● PROBLEM TO SOLVE
What you write should be an exact repeat of the lines from the one with "Serialize everything readable" through the final line below, minus the pictures.

● ENTRIES SHOWN

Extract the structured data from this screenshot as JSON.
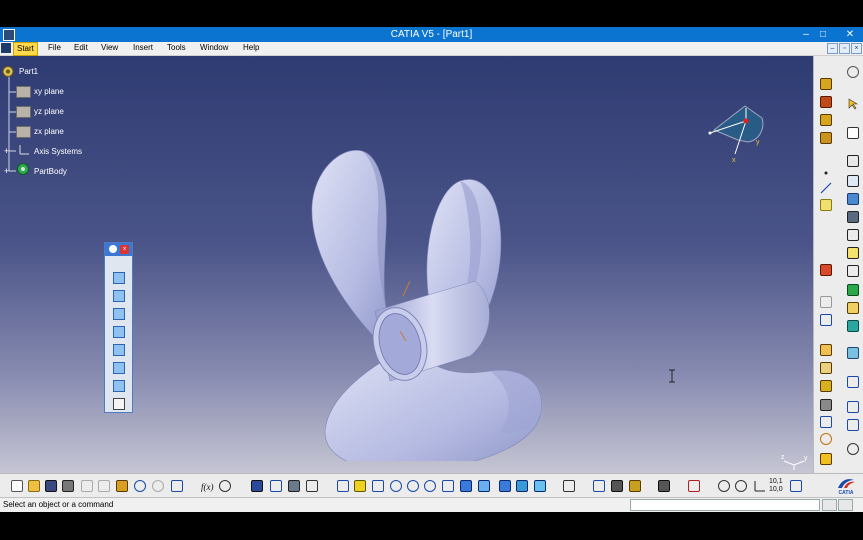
{
  "window": {
    "title": "CATIA V5 - [Part1]",
    "controls": {
      "minimize": "–",
      "maximize": "□",
      "close": "✕"
    }
  },
  "menu": {
    "items": [
      "Start",
      "File",
      "Edit",
      "View",
      "Insert",
      "Tools",
      "Window",
      "Help"
    ]
  },
  "tree": {
    "root": "Part1",
    "items": [
      "xy plane",
      "yz plane",
      "zx plane",
      "Axis Systems",
      "PartBody"
    ]
  },
  "compass_labels": {
    "x": "x",
    "y": "y",
    "z": "z"
  },
  "axis_triad": {
    "z": "z",
    "y": "y"
  },
  "float_toolbar": {
    "icons": [
      "isometric-view-icon",
      "front-view-icon",
      "back-view-icon",
      "left-view-icon",
      "right-view-icon",
      "top-view-icon",
      "bottom-view-icon",
      "named-views-icon"
    ]
  },
  "right_toolbar": {
    "zoom_ratio_top": "10,1",
    "zoom_ratio_bottom": "10,0"
  },
  "brand": "CATIA",
  "status": {
    "message": "Select an object or a command",
    "command_input": ""
  },
  "colors": {
    "title_bar": "#0b74d1",
    "viewport_top": "#2e3b72",
    "viewport_bottom": "#c5c5d3",
    "part_surface": "#b7bde6",
    "start_menu": "#ffd94a"
  }
}
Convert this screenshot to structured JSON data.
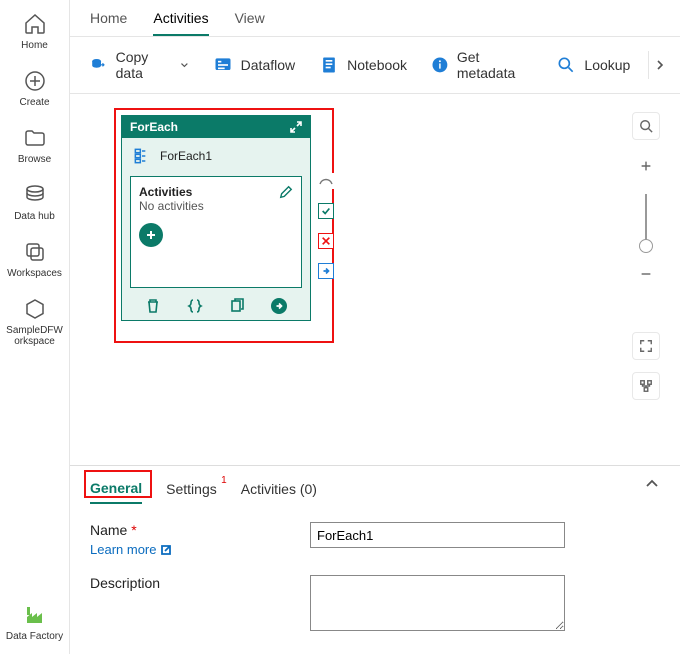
{
  "rail": [
    {
      "id": "home",
      "label": "Home"
    },
    {
      "id": "create",
      "label": "Create"
    },
    {
      "id": "browse",
      "label": "Browse"
    },
    {
      "id": "datahub",
      "label": "Data hub"
    },
    {
      "id": "workspaces",
      "label": "Workspaces"
    },
    {
      "id": "sampledfw",
      "label": "SampleDFW\norkspace"
    }
  ],
  "rail_bottom": {
    "id": "datafactory",
    "label": "Data Factory"
  },
  "top_tabs": [
    {
      "label": "Home",
      "active": false
    },
    {
      "label": "Activities",
      "active": true
    },
    {
      "label": "View",
      "active": false
    }
  ],
  "toolbar": [
    {
      "id": "copydata",
      "label": "Copy data",
      "has_chevron": true
    },
    {
      "id": "dataflow",
      "label": "Dataflow"
    },
    {
      "id": "notebook",
      "label": "Notebook"
    },
    {
      "id": "getmetadata",
      "label": "Get metadata"
    },
    {
      "id": "lookup",
      "label": "Lookup"
    }
  ],
  "foreach": {
    "header": "ForEach",
    "name": "ForEach1",
    "activities_header": "Activities",
    "activities_empty": "No activities"
  },
  "prop_tabs": [
    {
      "label": "General",
      "active": true
    },
    {
      "label": "Settings",
      "badge": "1"
    },
    {
      "label": "Activities (0)"
    }
  ],
  "form": {
    "name_label": "Name",
    "name_value": "ForEach1",
    "learn_more": "Learn more",
    "desc_label": "Description",
    "desc_value": ""
  }
}
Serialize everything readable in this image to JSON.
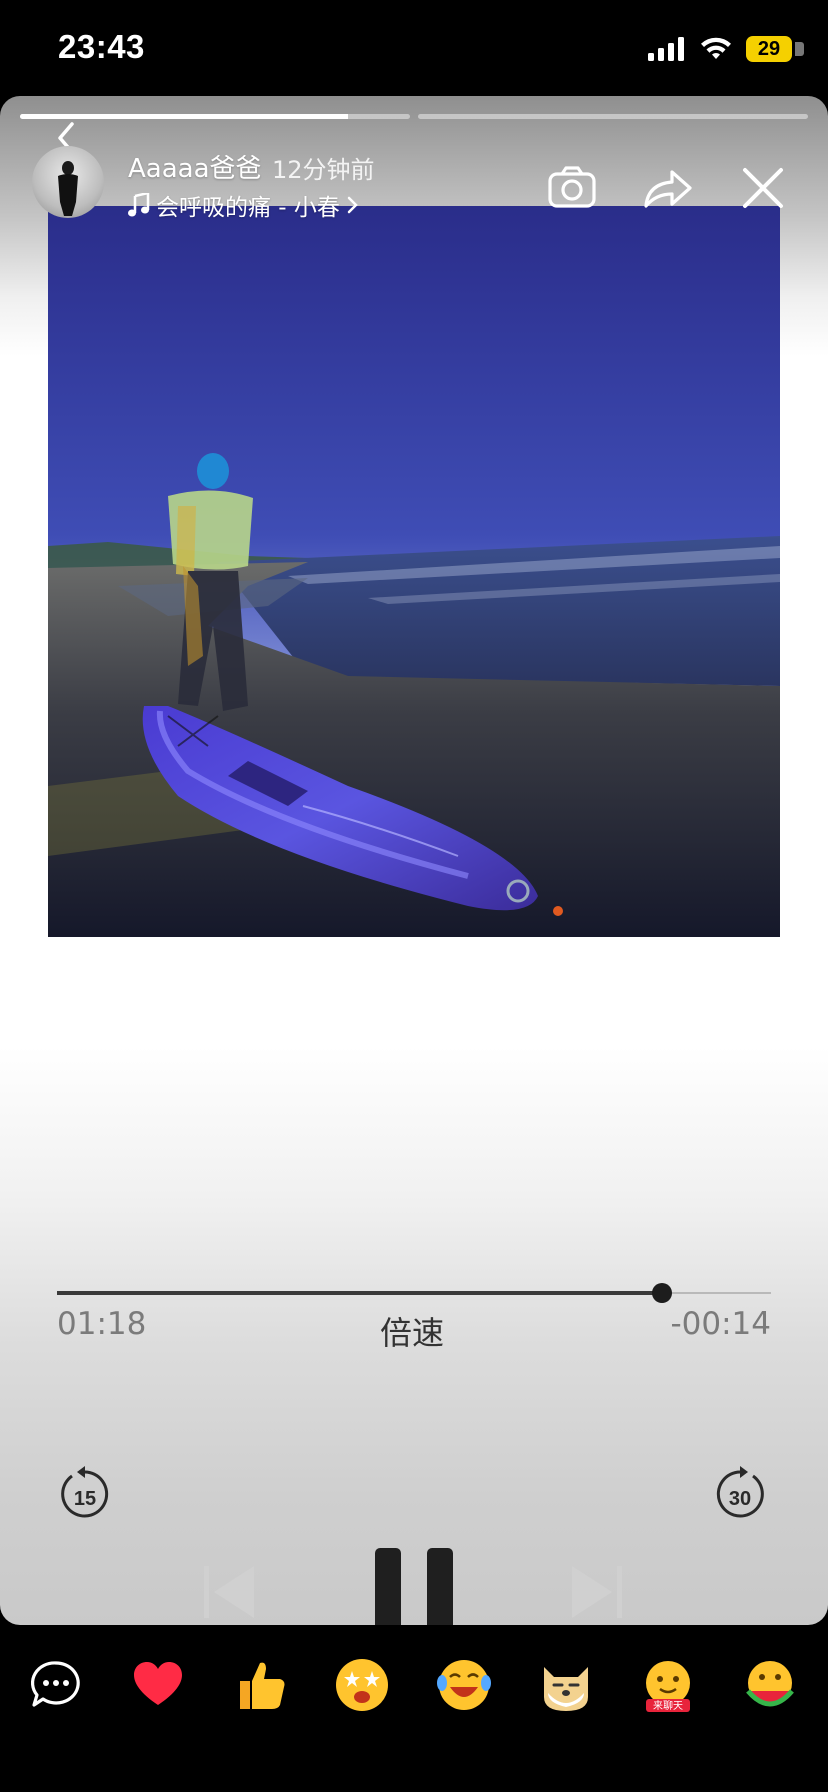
{
  "status_bar": {
    "time": "23:43",
    "battery_level": "29",
    "battery_color": "#f5d000"
  },
  "story": {
    "segments": [
      {
        "progress": 0.84
      },
      {
        "progress": 0.0
      }
    ],
    "user_name": "Aaaaa爸爸",
    "post_time": "12分钟前",
    "music_note_icon": "music-note-icon",
    "music_title": "会呼吸的痛 - 小春",
    "actions": {
      "camera_icon": "camera-icon",
      "share_icon": "share-icon",
      "close_icon": "close-icon"
    },
    "photo_alt_icon": "beach-paddleboard-photo"
  },
  "player": {
    "progress": 0.848,
    "elapsed": "01:18",
    "speed_label": "倍速",
    "remaining": "-00:14",
    "controls": {
      "rewind_icon": "rewind-15-icon",
      "rewind_text": "15",
      "prev_icon": "previous-track-icon",
      "pause_icon": "pause-icon",
      "next_icon": "next-track-icon",
      "forward_icon": "forward-30-icon",
      "forward_text": "30"
    }
  },
  "reactions": {
    "comment_icon": "comment-bubble-icon",
    "heart_icon": "heart-icon",
    "heart_color": "#ff2b45",
    "items": [
      {
        "icon": "thumbs-up-emoji"
      },
      {
        "icon": "star-eyes-emoji"
      },
      {
        "icon": "laughing-tears-emoji"
      },
      {
        "icon": "doge-emoji"
      },
      {
        "icon": "hugging-chat-emoji",
        "badge": "来聊天"
      },
      {
        "icon": "watermelon-emoji"
      }
    ]
  }
}
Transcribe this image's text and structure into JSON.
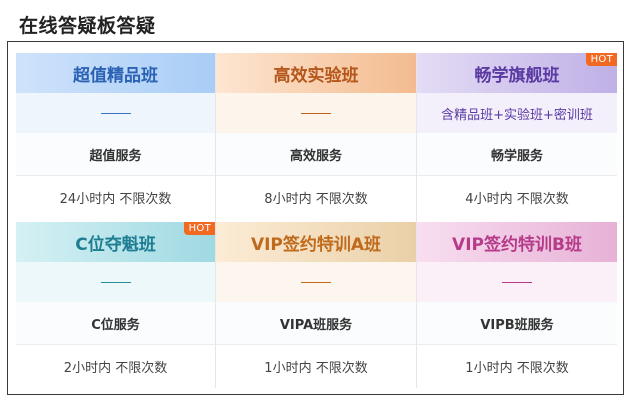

● WRITTEN ANSWER
Serialize everything readable in this image to JSON.
{
  "status_bar": {
    "time": "23:43",
    "battery_level": "29",
    "battery_color": "#f5d000"
  },
  "story": {
    "segments": [
      {
        "progress": 0.84
      },
      {
        "progress": 0.0
      }
    ],
    "user_name": "Aaaaa爸爸",
    "post_time": "12分钟前",
    "music_note_icon": "music-note-icon",
    "music_title": "会呼吸的痛 - 小春",
    "actions": {
      "camera_icon": "camera-icon",
      "share_icon": "share-icon",
      "close_icon": "close-icon"
    },
    "photo_alt_icon": "beach-paddleboard-photo"
  },
  "player": {
    "progress": 0.848,
    "elapsed": "01:18",
    "speed_label": "倍速",
    "remaining": "-00:14",
    "controls": {
      "rewind_icon": "rewind-15-icon",
      "rewind_text": "15",
      "prev_icon": "previous-track-icon",
      "pause_icon": "pause-icon",
      "next_icon": "next-track-icon",
      "forward_icon": "forward-30-icon",
      "forward_text": "30"
    }
  },
  "reactions": {
    "comment_icon": "comment-bubble-icon",
    "heart_icon": "heart-icon",
    "heart_color": "#ff2b45",
    "items": [
      {
        "icon": "thumbs-up-emoji"
      },
      {
        "icon": "star-eyes-emoji"
      },
      {
        "icon": "laughing-tears-emoji"
      },
      {
        "icon": "doge-emoji"
      },
      {
        "icon": "hugging-chat-emoji",
        "badge": "来聊天"
      },
      {
        "icon": "watermelon-emoji"
      }
    ]
  }
}
Transcribe this image's text and structure into JSON.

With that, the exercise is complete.